Problem to solve. Reproduce the entries below in full and without error.

Task data.
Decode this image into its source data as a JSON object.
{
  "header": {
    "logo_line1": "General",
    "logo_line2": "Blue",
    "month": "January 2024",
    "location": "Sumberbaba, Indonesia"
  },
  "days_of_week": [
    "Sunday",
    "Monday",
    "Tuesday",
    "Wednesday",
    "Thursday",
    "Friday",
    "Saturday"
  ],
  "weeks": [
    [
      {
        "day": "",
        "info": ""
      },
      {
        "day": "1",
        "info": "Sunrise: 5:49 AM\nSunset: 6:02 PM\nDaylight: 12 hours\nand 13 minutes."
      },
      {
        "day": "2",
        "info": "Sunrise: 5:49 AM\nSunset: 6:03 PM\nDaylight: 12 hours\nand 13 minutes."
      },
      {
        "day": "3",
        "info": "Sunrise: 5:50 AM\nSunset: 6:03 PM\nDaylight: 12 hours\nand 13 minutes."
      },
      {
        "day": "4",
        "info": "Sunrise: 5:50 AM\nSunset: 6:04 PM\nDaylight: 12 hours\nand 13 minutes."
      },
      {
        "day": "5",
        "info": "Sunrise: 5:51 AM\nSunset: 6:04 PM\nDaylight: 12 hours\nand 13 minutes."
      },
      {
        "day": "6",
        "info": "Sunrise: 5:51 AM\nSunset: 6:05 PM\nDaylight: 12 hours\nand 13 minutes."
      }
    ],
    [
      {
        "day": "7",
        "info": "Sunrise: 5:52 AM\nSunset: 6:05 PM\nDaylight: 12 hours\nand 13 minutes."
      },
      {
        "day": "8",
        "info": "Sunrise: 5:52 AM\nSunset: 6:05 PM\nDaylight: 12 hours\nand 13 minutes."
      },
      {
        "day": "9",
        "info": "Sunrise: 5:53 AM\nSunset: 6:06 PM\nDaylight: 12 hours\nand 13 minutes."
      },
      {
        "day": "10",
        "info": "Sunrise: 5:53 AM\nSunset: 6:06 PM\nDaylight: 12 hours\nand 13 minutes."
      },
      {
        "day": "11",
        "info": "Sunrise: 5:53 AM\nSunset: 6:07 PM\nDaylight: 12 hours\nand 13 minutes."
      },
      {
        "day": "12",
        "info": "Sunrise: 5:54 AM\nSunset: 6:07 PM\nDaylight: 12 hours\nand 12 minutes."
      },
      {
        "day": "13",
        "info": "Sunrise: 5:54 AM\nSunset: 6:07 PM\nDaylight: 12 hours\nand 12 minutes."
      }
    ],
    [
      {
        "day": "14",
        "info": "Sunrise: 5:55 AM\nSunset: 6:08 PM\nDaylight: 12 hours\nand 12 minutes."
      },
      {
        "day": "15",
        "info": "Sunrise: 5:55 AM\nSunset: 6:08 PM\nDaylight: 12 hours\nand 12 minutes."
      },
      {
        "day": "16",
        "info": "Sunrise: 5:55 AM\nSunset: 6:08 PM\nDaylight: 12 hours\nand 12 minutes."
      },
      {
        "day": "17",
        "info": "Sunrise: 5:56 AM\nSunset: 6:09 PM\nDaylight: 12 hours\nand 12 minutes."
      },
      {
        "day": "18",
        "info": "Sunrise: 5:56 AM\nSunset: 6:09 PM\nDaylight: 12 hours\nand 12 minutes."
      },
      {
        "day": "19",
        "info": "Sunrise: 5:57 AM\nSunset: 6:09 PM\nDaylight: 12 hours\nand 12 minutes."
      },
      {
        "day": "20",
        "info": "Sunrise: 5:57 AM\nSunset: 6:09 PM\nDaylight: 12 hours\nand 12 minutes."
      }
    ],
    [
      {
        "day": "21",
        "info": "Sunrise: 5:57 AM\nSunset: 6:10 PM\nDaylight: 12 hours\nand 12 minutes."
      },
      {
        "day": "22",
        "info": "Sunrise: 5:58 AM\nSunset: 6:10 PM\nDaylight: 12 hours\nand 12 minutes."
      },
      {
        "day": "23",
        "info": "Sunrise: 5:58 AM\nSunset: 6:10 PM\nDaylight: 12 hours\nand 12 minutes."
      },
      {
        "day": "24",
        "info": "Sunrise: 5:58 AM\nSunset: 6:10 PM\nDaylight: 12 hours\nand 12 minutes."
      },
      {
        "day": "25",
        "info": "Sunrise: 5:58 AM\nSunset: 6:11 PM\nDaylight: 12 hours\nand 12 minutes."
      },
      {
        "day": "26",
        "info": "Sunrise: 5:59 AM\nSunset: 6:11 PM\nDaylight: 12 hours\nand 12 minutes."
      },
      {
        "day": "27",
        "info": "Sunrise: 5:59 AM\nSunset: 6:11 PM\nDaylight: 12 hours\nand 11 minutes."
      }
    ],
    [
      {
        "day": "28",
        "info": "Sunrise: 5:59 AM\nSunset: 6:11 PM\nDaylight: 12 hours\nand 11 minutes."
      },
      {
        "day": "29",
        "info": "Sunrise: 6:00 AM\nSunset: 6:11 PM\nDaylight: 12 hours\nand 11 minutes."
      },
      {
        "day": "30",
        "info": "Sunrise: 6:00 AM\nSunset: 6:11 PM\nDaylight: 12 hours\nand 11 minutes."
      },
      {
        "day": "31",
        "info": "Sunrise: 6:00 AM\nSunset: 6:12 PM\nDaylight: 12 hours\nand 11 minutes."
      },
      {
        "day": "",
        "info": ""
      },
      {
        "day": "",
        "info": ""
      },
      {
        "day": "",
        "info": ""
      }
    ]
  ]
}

Solved problem.
Decode this image into its source data as a JSON object.
{
  "header": {
    "logo_line1": "General",
    "logo_line2": "Blue",
    "month": "January 2024",
    "location": "Sumberbaba, Indonesia"
  },
  "days_of_week": [
    "Sunday",
    "Monday",
    "Tuesday",
    "Wednesday",
    "Thursday",
    "Friday",
    "Saturday"
  ],
  "weeks": [
    [
      {
        "day": "",
        "info": ""
      },
      {
        "day": "1",
        "info": "Sunrise: 5:49 AM\nSunset: 6:02 PM\nDaylight: 12 hours\nand 13 minutes."
      },
      {
        "day": "2",
        "info": "Sunrise: 5:49 AM\nSunset: 6:03 PM\nDaylight: 12 hours\nand 13 minutes."
      },
      {
        "day": "3",
        "info": "Sunrise: 5:50 AM\nSunset: 6:03 PM\nDaylight: 12 hours\nand 13 minutes."
      },
      {
        "day": "4",
        "info": "Sunrise: 5:50 AM\nSunset: 6:04 PM\nDaylight: 12 hours\nand 13 minutes."
      },
      {
        "day": "5",
        "info": "Sunrise: 5:51 AM\nSunset: 6:04 PM\nDaylight: 12 hours\nand 13 minutes."
      },
      {
        "day": "6",
        "info": "Sunrise: 5:51 AM\nSunset: 6:05 PM\nDaylight: 12 hours\nand 13 minutes."
      }
    ],
    [
      {
        "day": "7",
        "info": "Sunrise: 5:52 AM\nSunset: 6:05 PM\nDaylight: 12 hours\nand 13 minutes."
      },
      {
        "day": "8",
        "info": "Sunrise: 5:52 AM\nSunset: 6:05 PM\nDaylight: 12 hours\nand 13 minutes."
      },
      {
        "day": "9",
        "info": "Sunrise: 5:53 AM\nSunset: 6:06 PM\nDaylight: 12 hours\nand 13 minutes."
      },
      {
        "day": "10",
        "info": "Sunrise: 5:53 AM\nSunset: 6:06 PM\nDaylight: 12 hours\nand 13 minutes."
      },
      {
        "day": "11",
        "info": "Sunrise: 5:53 AM\nSunset: 6:07 PM\nDaylight: 12 hours\nand 13 minutes."
      },
      {
        "day": "12",
        "info": "Sunrise: 5:54 AM\nSunset: 6:07 PM\nDaylight: 12 hours\nand 12 minutes."
      },
      {
        "day": "13",
        "info": "Sunrise: 5:54 AM\nSunset: 6:07 PM\nDaylight: 12 hours\nand 12 minutes."
      }
    ],
    [
      {
        "day": "14",
        "info": "Sunrise: 5:55 AM\nSunset: 6:08 PM\nDaylight: 12 hours\nand 12 minutes."
      },
      {
        "day": "15",
        "info": "Sunrise: 5:55 AM\nSunset: 6:08 PM\nDaylight: 12 hours\nand 12 minutes."
      },
      {
        "day": "16",
        "info": "Sunrise: 5:55 AM\nSunset: 6:08 PM\nDaylight: 12 hours\nand 12 minutes."
      },
      {
        "day": "17",
        "info": "Sunrise: 5:56 AM\nSunset: 6:09 PM\nDaylight: 12 hours\nand 12 minutes."
      },
      {
        "day": "18",
        "info": "Sunrise: 5:56 AM\nSunset: 6:09 PM\nDaylight: 12 hours\nand 12 minutes."
      },
      {
        "day": "19",
        "info": "Sunrise: 5:57 AM\nSunset: 6:09 PM\nDaylight: 12 hours\nand 12 minutes."
      },
      {
        "day": "20",
        "info": "Sunrise: 5:57 AM\nSunset: 6:09 PM\nDaylight: 12 hours\nand 12 minutes."
      }
    ],
    [
      {
        "day": "21",
        "info": "Sunrise: 5:57 AM\nSunset: 6:10 PM\nDaylight: 12 hours\nand 12 minutes."
      },
      {
        "day": "22",
        "info": "Sunrise: 5:58 AM\nSunset: 6:10 PM\nDaylight: 12 hours\nand 12 minutes."
      },
      {
        "day": "23",
        "info": "Sunrise: 5:58 AM\nSunset: 6:10 PM\nDaylight: 12 hours\nand 12 minutes."
      },
      {
        "day": "24",
        "info": "Sunrise: 5:58 AM\nSunset: 6:10 PM\nDaylight: 12 hours\nand 12 minutes."
      },
      {
        "day": "25",
        "info": "Sunrise: 5:58 AM\nSunset: 6:11 PM\nDaylight: 12 hours\nand 12 minutes."
      },
      {
        "day": "26",
        "info": "Sunrise: 5:59 AM\nSunset: 6:11 PM\nDaylight: 12 hours\nand 12 minutes."
      },
      {
        "day": "27",
        "info": "Sunrise: 5:59 AM\nSunset: 6:11 PM\nDaylight: 12 hours\nand 11 minutes."
      }
    ],
    [
      {
        "day": "28",
        "info": "Sunrise: 5:59 AM\nSunset: 6:11 PM\nDaylight: 12 hours\nand 11 minutes."
      },
      {
        "day": "29",
        "info": "Sunrise: 6:00 AM\nSunset: 6:11 PM\nDaylight: 12 hours\nand 11 minutes."
      },
      {
        "day": "30",
        "info": "Sunrise: 6:00 AM\nSunset: 6:11 PM\nDaylight: 12 hours\nand 11 minutes."
      },
      {
        "day": "31",
        "info": "Sunrise: 6:00 AM\nSunset: 6:12 PM\nDaylight: 12 hours\nand 11 minutes."
      },
      {
        "day": "",
        "info": ""
      },
      {
        "day": "",
        "info": ""
      },
      {
        "day": "",
        "info": ""
      }
    ]
  ]
}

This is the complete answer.